But they think they do — and even after I’m saying this, it won’t matter. (interruption) Ah, they listen, but… (sigh) Look, they’re gonna listen to a consultant ten times more than they’ll listen to me, and they’ll read polling data far more than they’ll listen to me. Folks, I don’t want to get off track here, but all I’m telling you is that doesn’t bother me in the slightest. These people in the media get all hepped up about it. Here’s David Frum. He was on Reliable Sources Sunday morning with Howard Kurtz. He’s a former Bush speechwriter, former conservative, in fact; and during a discussion of his “television career” and me, Howard Kurtz and David Frum have this little exchange.
KURTZ: A couple of years ago in Newsweek you said the Republicans would regret ceding so much power to Rush Limbaugh. What happened to your television career after you wrote that?
FRUM: Oh, I used to do (snicker) a lot of Fox TV (snicker) and, ummm, every once in a while I would get a call from Fox booking me for a show after that and an hour later I would hear quickly back — I’d always say yes even if I couldn’t do it just to… for the game of it — “We’re going in another direction.”
RUSH: Yeah. Apparently, he wasn’t through. Here’s what Kurtz said.
KURTZ: How was the Republican Party “ceding power to Rush Limbaugh”? He has a very popular radio show, but that doesn’t mean that he is running the GOP.
FRUM: How did the field get so weak? (gasp) That wasn’t an accident. They chose not to run because one way or the other they understood that they would be unacceptable. The talent pool got constricted and even those who do run, who do have the talent, somebody like Mitt Romney who’s good at running things, he has to reinvent himself as something he is not.
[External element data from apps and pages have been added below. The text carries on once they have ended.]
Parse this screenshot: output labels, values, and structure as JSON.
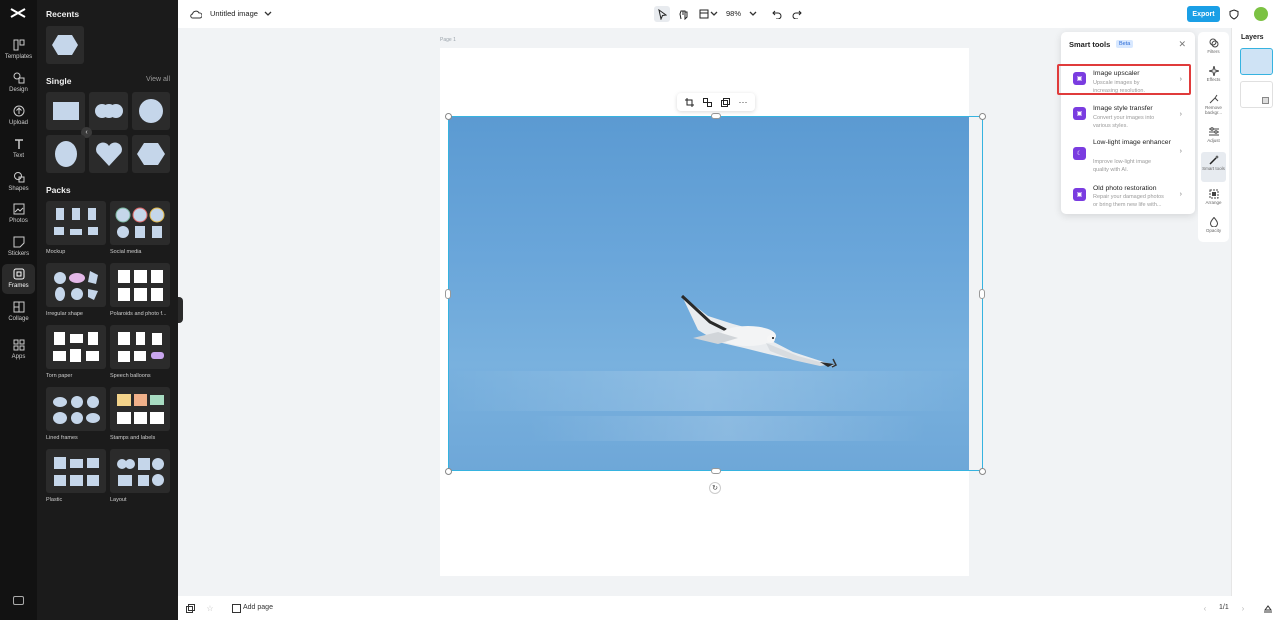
{
  "app": {
    "logo_icon": "capcut-logo-icon",
    "accent_color": "#1a9fe6"
  },
  "left_rail": {
    "items": [
      {
        "label": "Templates",
        "icon": "templates-icon"
      },
      {
        "label": "Design",
        "icon": "design-icon"
      },
      {
        "label": "Upload",
        "icon": "upload-icon"
      },
      {
        "label": "Text",
        "icon": "text-icon"
      },
      {
        "label": "Shapes",
        "icon": "shapes-icon"
      },
      {
        "label": "Photos",
        "icon": "photos-icon"
      },
      {
        "label": "Stickers",
        "icon": "stickers-icon"
      },
      {
        "label": "Frames",
        "icon": "frames-icon",
        "active": true
      },
      {
        "label": "Collage",
        "icon": "collage-icon"
      },
      {
        "label": "Apps",
        "icon": "apps-icon"
      }
    ]
  },
  "panel": {
    "recents_title": "Recents",
    "single_title": "Single",
    "view_all": "View all",
    "packs_title": "Packs",
    "packs": [
      {
        "label": "Mockup"
      },
      {
        "label": "Social media"
      },
      {
        "label": "Irregular shape"
      },
      {
        "label": "Polaroids and photo f..."
      },
      {
        "label": "Torn paper"
      },
      {
        "label": "Speech balloons"
      },
      {
        "label": "Lined frames"
      },
      {
        "label": "Stamps and labels"
      },
      {
        "label": "Plastic"
      },
      {
        "label": "Layout"
      }
    ]
  },
  "topbar": {
    "doc_title": "Untitled image",
    "zoom": "98%",
    "export_label": "Export"
  },
  "canvas": {
    "page_label": "Page 1"
  },
  "smart_tools": {
    "title": "Smart tools",
    "badge": "Beta",
    "tools": [
      {
        "title": "Image upscaler",
        "desc": "Upscale images by increasing resolution."
      },
      {
        "title": "Image style transfer",
        "desc": "Convert your images into various styles."
      },
      {
        "title": "Low-light image enhancer",
        "desc": "Improve low-light image quality with AI."
      },
      {
        "title": "Old photo restoration",
        "desc": "Repair your damaged photos or bring them new life with..."
      }
    ]
  },
  "tool_column": {
    "items": [
      {
        "label": "Filters"
      },
      {
        "label": "Effects"
      },
      {
        "label": "Remove backgr..."
      },
      {
        "label": "Adjust"
      },
      {
        "label": "Smart tools",
        "active": true
      },
      {
        "label": "Arrange"
      },
      {
        "label": "Opacity"
      }
    ]
  },
  "layers": {
    "title": "Layers"
  },
  "bottombar": {
    "add_page": "Add page",
    "page_count": "1/1"
  }
}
RUSH: All right, so you see what I’m talking about here. I’m minding my own business basically having a football and golf week and I get here on Monday find out I destroyed David Frum’s TV career because Fox no longer asks him to come on after he wrote a really irresponsible and wrong piece on me in Newsweek; and then I’m responsible for gutless Republicans staying out of the nomination race. They’re afraid of me. I’m the reason for the weak field (laughing), according to the Frum. By the way, Kurtz’s first question, “A couple of years ago in Newsweek you said Republicans would regret ceding so much power to Rush Limbaugh.
What happened to your TV career after you wrote that?” What kinda question is that? How does Kurtz know what happened to his career? Did Frum say, “Hey, I want you to ask me a question: Look, my TV career really blew up. I need you to ask me about that so I can answer it”? Or has Frum written about it somewhere that Kurtz saw? What kinda question is that anyway? What happened to your TV career after you wrote about Rush Limbaugh? Why would anybody want to admit that? Why would somebody want to admit that I destroyed their TV career? (laughing) He’s on CNN, so it is destroyed, but why would you want to admit that I could do that?